“They can be enjoyed separately, but hopefully watching the film might help you find something extra in the album and vice versa. The film evolves the same idea. It’s a half-hour short film – it only uses a couple of songs from the album and there’s a score that takes some of the melodies from the rest of the record – and it’s a story about friendship. There are four friends who are on this island where the teenagers live. They’re separated from society and the film starts with them learning it’s now the time they’re being taken to The City to be adults. It’s the last night they have together. In the film the idea that adolescence and adulthood are very separate worlds and you don’t bring anything with you from one to the other.”
Why do a film at all? It’s a lot of effort on top of an album…
“You’re right, there’s been some times over the last few weeks where I’ve asked why have I done this to myself. Having said that working on the film has been such a joy. I guess it’s a really exciting opportunity to be able to do that. I’d like to develop my skills as a filmmaker and it was a good opportunity for us to do that. The last album put us in a good position to have some creative freedom and do interesting things. I feel like the music industry has only existed for such a short period of time, it’s been in mainstream culture since the 50s which is nothing in terms of industry, so it’s got to evolve and change and so it could be cool if albums are becoming more immersive experiences. It’s more than a record, it comes with something else.”
Bands like The Smiths did that with their artwork in the 1980s, perhaps album films are the updated, 21st century version version?
“That’s interesting. Album artwork exists less and less now, maybe part of the incentive is to replace the sleeve.”
How much is film a different expression for you and how much do you see commonalities between making a movie and writing songs?
“They inform each other. It’s interesting to go between the two. One thing I picked up from film was how collaborative it is. A director will always get too much credit or blame for a film, I think, because so many people make that film. You have to trust your team and learn to put stuff in other people’s hands. I think that’s something I tried to do with this record as well. It’s our most collaborative record. Also a lot of the songs on the albums are stories and part of that is imagining the scenes and pulling out the detail. It does help I think.”
So are you films slightly melancholic as well as your songs?
[laughs] “They are, yes! I can’t escape it!”
What are you ambitions in film?

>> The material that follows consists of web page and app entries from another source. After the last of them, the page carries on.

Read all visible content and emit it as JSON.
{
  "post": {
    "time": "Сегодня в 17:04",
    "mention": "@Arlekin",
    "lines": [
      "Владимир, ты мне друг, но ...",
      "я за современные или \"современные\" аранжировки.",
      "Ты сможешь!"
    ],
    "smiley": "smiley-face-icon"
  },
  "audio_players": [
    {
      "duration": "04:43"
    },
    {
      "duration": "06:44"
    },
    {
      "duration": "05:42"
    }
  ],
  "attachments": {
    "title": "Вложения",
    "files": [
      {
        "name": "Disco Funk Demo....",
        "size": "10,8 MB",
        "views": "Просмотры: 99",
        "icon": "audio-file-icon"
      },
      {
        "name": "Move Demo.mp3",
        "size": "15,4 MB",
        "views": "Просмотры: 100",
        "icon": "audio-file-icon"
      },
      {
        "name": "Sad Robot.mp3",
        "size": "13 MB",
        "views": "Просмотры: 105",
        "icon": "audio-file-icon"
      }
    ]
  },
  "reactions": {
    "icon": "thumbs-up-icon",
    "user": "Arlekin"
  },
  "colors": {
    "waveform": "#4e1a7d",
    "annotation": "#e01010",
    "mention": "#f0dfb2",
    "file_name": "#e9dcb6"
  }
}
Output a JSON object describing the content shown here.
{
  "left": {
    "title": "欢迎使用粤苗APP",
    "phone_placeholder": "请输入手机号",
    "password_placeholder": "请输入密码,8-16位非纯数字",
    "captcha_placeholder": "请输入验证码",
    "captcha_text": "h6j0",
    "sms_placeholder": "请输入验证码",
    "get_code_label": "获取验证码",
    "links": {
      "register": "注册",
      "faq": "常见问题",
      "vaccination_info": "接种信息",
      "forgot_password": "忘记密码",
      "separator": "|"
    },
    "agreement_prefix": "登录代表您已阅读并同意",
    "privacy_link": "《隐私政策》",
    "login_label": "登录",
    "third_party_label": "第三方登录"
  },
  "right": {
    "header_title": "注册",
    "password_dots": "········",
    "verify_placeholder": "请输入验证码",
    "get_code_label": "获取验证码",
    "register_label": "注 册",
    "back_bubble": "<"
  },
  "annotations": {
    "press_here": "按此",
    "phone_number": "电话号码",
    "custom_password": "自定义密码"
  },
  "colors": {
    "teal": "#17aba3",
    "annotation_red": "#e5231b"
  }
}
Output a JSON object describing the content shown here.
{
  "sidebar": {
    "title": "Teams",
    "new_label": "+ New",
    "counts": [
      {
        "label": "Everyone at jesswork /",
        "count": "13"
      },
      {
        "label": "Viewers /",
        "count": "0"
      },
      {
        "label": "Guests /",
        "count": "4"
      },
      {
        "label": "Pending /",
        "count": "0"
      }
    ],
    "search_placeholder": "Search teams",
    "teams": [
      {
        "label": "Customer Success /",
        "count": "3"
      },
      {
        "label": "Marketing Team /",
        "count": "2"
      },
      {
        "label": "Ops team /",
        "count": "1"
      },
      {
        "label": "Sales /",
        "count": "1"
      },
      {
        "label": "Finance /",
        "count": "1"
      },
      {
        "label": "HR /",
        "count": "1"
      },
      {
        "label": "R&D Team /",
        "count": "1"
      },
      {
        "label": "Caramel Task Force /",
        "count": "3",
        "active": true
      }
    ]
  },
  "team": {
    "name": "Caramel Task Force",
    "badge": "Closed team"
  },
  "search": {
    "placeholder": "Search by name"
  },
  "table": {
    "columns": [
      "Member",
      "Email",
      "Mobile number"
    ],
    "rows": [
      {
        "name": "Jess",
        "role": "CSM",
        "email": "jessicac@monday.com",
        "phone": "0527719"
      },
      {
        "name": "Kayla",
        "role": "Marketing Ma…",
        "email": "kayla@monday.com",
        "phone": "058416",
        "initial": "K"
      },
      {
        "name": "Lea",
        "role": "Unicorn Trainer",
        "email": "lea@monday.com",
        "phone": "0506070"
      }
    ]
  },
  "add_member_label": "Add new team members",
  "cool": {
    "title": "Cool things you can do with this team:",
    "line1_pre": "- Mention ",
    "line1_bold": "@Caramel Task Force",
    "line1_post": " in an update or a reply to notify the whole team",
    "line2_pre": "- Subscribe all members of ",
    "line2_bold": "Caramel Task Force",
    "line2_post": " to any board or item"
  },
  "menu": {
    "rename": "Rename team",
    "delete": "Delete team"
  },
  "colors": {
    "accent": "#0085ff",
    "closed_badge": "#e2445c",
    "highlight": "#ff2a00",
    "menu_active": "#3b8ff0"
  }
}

“I feel like I’m still learning a lot about filmmaking, every time I do it I feel I figure something new out. It’s something I really enjoy. I did the score for this film which is separate from the record and that was great too. You can’t plan too much but if a cool opportunity comes along you have to be ready for it.”
Is the film something you can go back to as your tour the album and release singles?
“One of the ideas I’ve had for the other the videos for the other singles is to keep the idea from the film but maybe bring in different directors to work on the idea of teenagers being different from the rest of society. What would their take be? See how they interpret it, or do their version of the film in their part of the world. There’s a girl called Emily Kai Bock, she did a Grimes video and a Grizzly Bear video, and a photographer we’ve worked with called Autumn De Wilde who does cool videos, so we want to do something with them.”
Finally, you’re playing the same theatre in London every Sunday for a month. Couldn’t be bothered to tour?
[laughs] “Exactly, the new series of Mad Men is on so why not stay at home? It’s an interesting opportunity to be able to do something with the shows and it gives us an opportunity to screen the film too. It’s going to be great, but it’s obviously a bonus being at home! We’ll do a big tour in the autumn.”
For more head to Noahandthewhale.com.